All in all, this was a very nice event. Having checkpoints to find just is so much more rewarding than just riding around on a ready made course. Thanks to Jarkko for the company. Next year again!

Sunday, December 28, 2014

The Year in Review

The outdoor year 2014 started miserably. There was still no sign of winter, but that suddenly changed about a week into the new year. The temperature fell rapidly and the sea ice started to grow in thickness. While the lack of snow didn't allow any skiing, the skating was great and culminated with the Vigu Nordic Skating 1 course.

For the fourth year in a row I also managed to be on an overnighter during the coldest night of the year. While the three previous ones had temperatures of almost -30C, this one was only -18C, though.

In the beginning of February we had the only really acceptable snowfall of the winter. I managed to spend an overnighter with some fellow Vigu students that weekend.

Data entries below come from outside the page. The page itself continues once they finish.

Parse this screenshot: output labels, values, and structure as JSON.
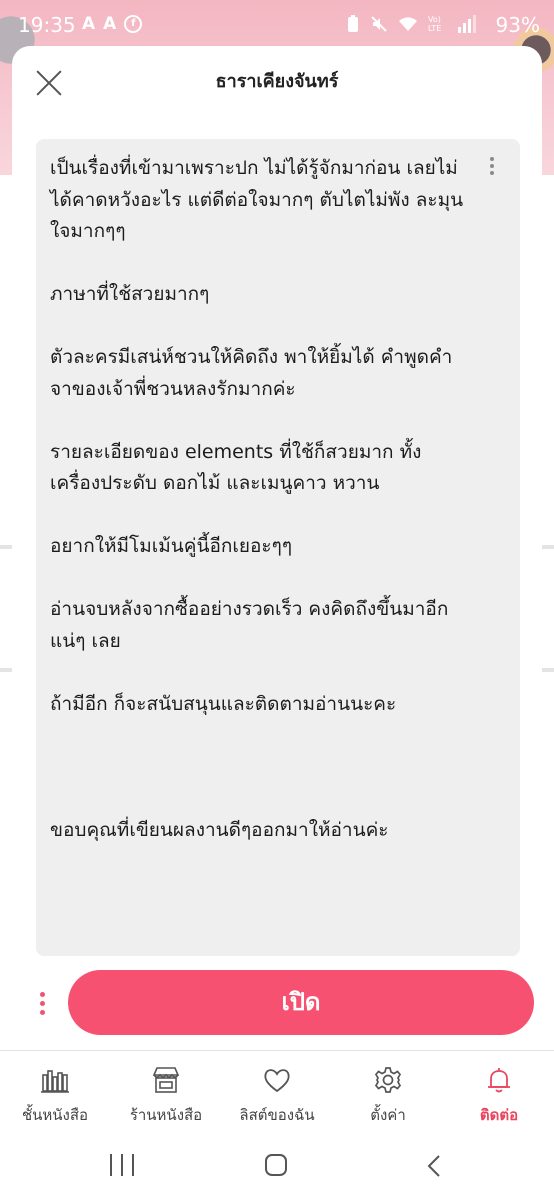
{
  "status_bar": {
    "time": "19:35",
    "left_icons": [
      "A",
      "A",
      "facebook"
    ],
    "battery": "93%",
    "network": "Vo) LTE"
  },
  "sheet": {
    "title": "ธาราเคียงจันทร์",
    "review_paragraphs": [
      "เป็นเรื่องที่เข้ามาเพราะปก ไม่ได้รู้จักมาก่อน เลยไม่ได้คาดหวังอะไร แต่ดีต่อใจมากๆ ตับไตไม่พัง ละมุนใจมากๆๆ",
      "ภาษาที่ใช้สวยมากๆ",
      "ตัวละครมีเสน่ห์ชวนให้คิดถึง พาให้ยิ้มได้ คำพูดคำจาของเจ้าพี่ชวนหลงรักมากค่ะ",
      "รายละเอียดของ elements ที่ใช้ก็สวยมาก ทั้งเครื่องประดับ ดอกไม้ และเมนูคาว หวาน",
      "อยากให้มีโมเม้นคู่นี้อีกเยอะๆๆ",
      "อ่านจบหลังจากซื้ออย่างรวดเร็ว คงคิดถึงขึ้นมาอีกแน่ๆ เลย",
      "ถ้ามีอีก ก็จะสนับสนุนและติดตามอ่านนะคะ",
      "ขอบคุณที่เขียนผลงานดีๆออกมาให้อ่านค่ะ"
    ],
    "open_button": "เปิด"
  },
  "bottom_nav": {
    "items": [
      {
        "label": "ชั้นหนังสือ",
        "icon": "bookshelf-icon"
      },
      {
        "label": "ร้านหนังสือ",
        "icon": "store-icon"
      },
      {
        "label": "ลิสต์ของฉัน",
        "icon": "heart-icon"
      },
      {
        "label": "ตั้งค่า",
        "icon": "gear-icon"
      },
      {
        "label": "ติดต่อ",
        "icon": "bell-icon"
      }
    ],
    "active_index": 4
  },
  "colors": {
    "accent": "#f75172",
    "active_nav": "#e9455f",
    "review_bg": "#efeff0",
    "header_pink": "#f3b6c1"
  }
}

After that weekend the misery started. The snow disappeared within two weeks and what should have been the most wintry part of the year was some sort of quasi-spring.

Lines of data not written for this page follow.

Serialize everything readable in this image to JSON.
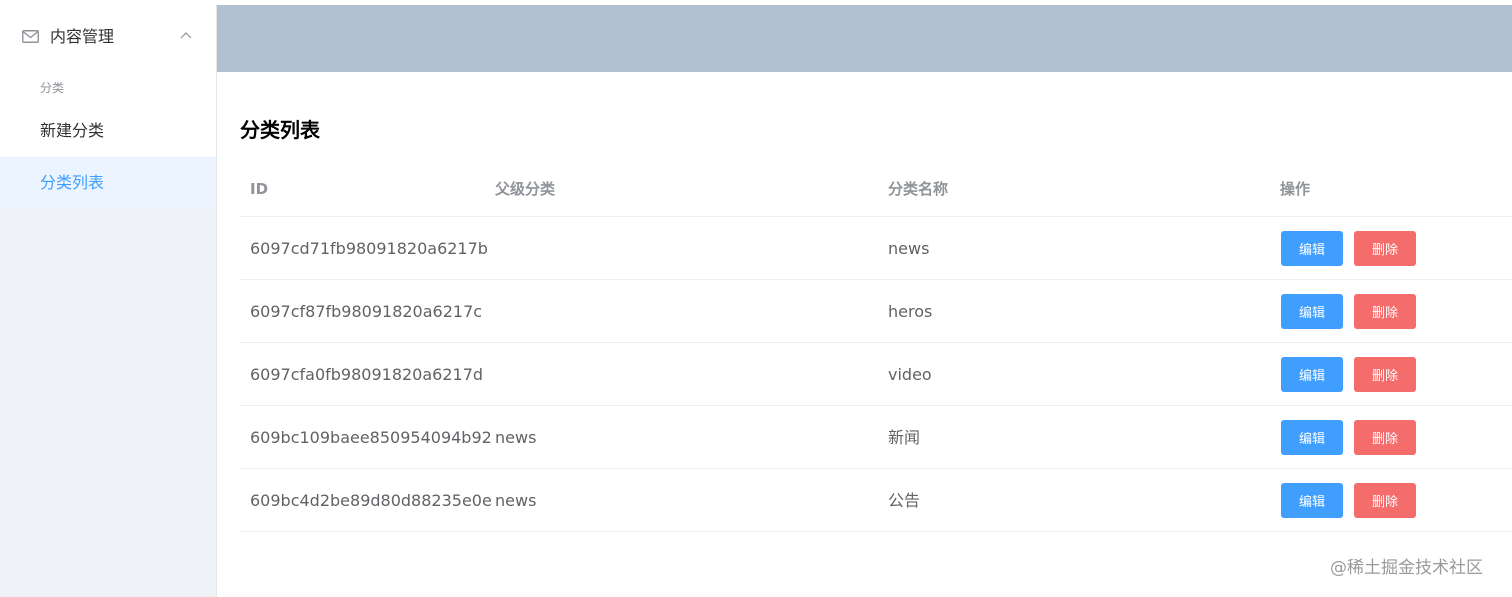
{
  "sidebar": {
    "submenu_title": "内容管理",
    "group_title": "分类",
    "items": [
      {
        "label": "新建分类",
        "active": false
      },
      {
        "label": "分类列表",
        "active": true
      }
    ]
  },
  "main": {
    "title": "分类列表",
    "columns": [
      "ID",
      "父级分类",
      "分类名称",
      "操作"
    ],
    "rows": [
      {
        "id": "6097cd71fb98091820a6217b",
        "parent": "",
        "name": "news"
      },
      {
        "id": "6097cf87fb98091820a6217c",
        "parent": "",
        "name": "heros"
      },
      {
        "id": "6097cfa0fb98091820a6217d",
        "parent": "",
        "name": "video"
      },
      {
        "id": "609bc109baee850954094b92",
        "parent": "news",
        "name": "新闻"
      },
      {
        "id": "609bc4d2be89d80d88235e0e",
        "parent": "news",
        "name": "公告"
      }
    ],
    "edit_label": "编辑",
    "delete_label": "删除"
  },
  "watermark": "@稀土掘金技术社区",
  "colors": {
    "header": "#b3c0d1",
    "sidebar": "#eef1f6",
    "active_item_bg": "#ecf5ff",
    "primary": "#409eff",
    "danger": "#f56c6c"
  },
  "icons": {
    "submenu_icon": "mail-icon",
    "submenu_toggle": "chevron-up-icon"
  }
}
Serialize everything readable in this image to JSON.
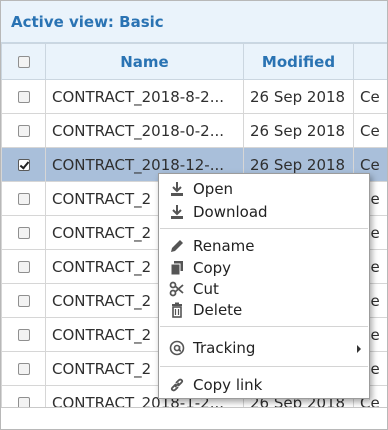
{
  "header": {
    "active_view": "Active view: Basic"
  },
  "table": {
    "columns": [
      "Name",
      "Modified",
      ""
    ],
    "rows": [
      {
        "name": "CONTRACT_2018-8-2...",
        "modified": "26 Sep 2018",
        "created": "Ce",
        "checked": false
      },
      {
        "name": "CONTRACT_2018-0-2...",
        "modified": "26 Sep 2018",
        "created": "Ce",
        "checked": false
      },
      {
        "name": "CONTRACT_2018-12-...",
        "modified": "26 Sep 2018",
        "created": "Ce",
        "checked": true
      },
      {
        "name": "CONTRACT_2",
        "modified": "",
        "created": "Ce",
        "checked": false
      },
      {
        "name": "CONTRACT_2",
        "modified": "",
        "created": "Ce",
        "checked": false
      },
      {
        "name": "CONTRACT_2",
        "modified": "",
        "created": "Ce",
        "checked": false
      },
      {
        "name": "CONTRACT_2",
        "modified": "",
        "created": "Ce",
        "checked": false
      },
      {
        "name": "CONTRACT_2",
        "modified": "",
        "created": "Ce",
        "checked": false
      },
      {
        "name": "CONTRACT_2",
        "modified": "",
        "created": "Ce",
        "checked": false
      },
      {
        "name": "CONTRACT_2018-1-2...",
        "modified": "26 Sep 2018",
        "created": "Ce",
        "checked": false
      }
    ]
  },
  "context_menu": {
    "open": "Open",
    "download": "Download",
    "rename": "Rename",
    "copy": "Copy",
    "cut": "Cut",
    "delete": "Delete",
    "tracking": "Tracking",
    "copy_link": "Copy link"
  },
  "colors": {
    "header_text": "#2a73b3",
    "header_bg": "#eaf3fb",
    "selected_row": "#a9bfda",
    "menu_icon": "#555555"
  },
  "icons": {
    "open": "download-arrow-icon",
    "download": "download-arrow-icon",
    "rename": "pencil-icon",
    "copy": "copy-icon",
    "cut": "scissors-icon",
    "delete": "trash-icon",
    "tracking": "at-sign-icon",
    "copy_link": "link-icon"
  }
}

Despite the non-wintry conditions of  February, March didn't bring any signs of spring.

My sanity was saved by the Vigu Winter Fells 1 course in the Hemavan area in Sweden at the end of March. We had a fantastic week training telemark turns, practicing important winter mountain skills and living in snow caves.

In April the spring arrived. Despite the warm winter, the spring didn't come any earlier than normally.

An overnighter in Levaneva in Osthrobothnia in the beginning of May showed that we were still far from the summer.

In May we also finally did the Turku All Night Long ride we had had planned for a number of years now. This will hopefully become a tradition.

At the end of May it was already summer when we had the Vigu climbing course in Jämtland in Sweden.

June was colder that normal, but summer is always summer and personally I don't need the temperature to go over 20C. I participated in and passed the Vigu botany course.

June always passes too rapidly and suddenly I found myself starting my four week summer vacation in July. An overnighter was the perfect way to reset myself from the work life, much better than the vodka some people use.

The perhaps most important thing for me during the summer was that I started kayaking for real again, after an eight year break.

July ended with an excellent kayaking trip in the Archipelago Sea with two Vigu course mates.

The kayaking continued in August with the excellent Vigu Sea Kayaking 1 course in the Åland Islands.

After the kayaking course the weather changed and it rained quite a lot. An overnighter to the Kurjenrahka National Park showed that there was as much water in the terrain as in November.

September was surprisingly dry and the summer returned. I joined the local paddling club for a weekend trip in the Archipelago Sea.

In October I participated in the excellent Vigu Food course, which culminated in us preparing the dinner for 140 persons for the Vigu 20 year anniversary party.

At the end of October we participated in the Mammoth March for the third time. It took twenty hours and involved epical bike pushing, technical problems and one of our small group having to be evacuated due to tiredness.

In November we had the Vigu First Aid course...

... I continued paddling my new kayak...

... and the 6th annual Vajosuo Beer ride commenced in the usual demanding conditions.

In December the fall conditions continued, but the sun showed itself quit often, though it also rained very much.While waiting for the winter to arrive, the kayaking was great.

Just in time for Christmas the winter arrived and everything started to look much better.

All in all, I had an excellent outdoor year. I haven't counted the nights spent outside, but last year it was 35 and this year there should be a few more. Thanks to everyone who has accompanied me during the outings.

Happy New Year to everyone!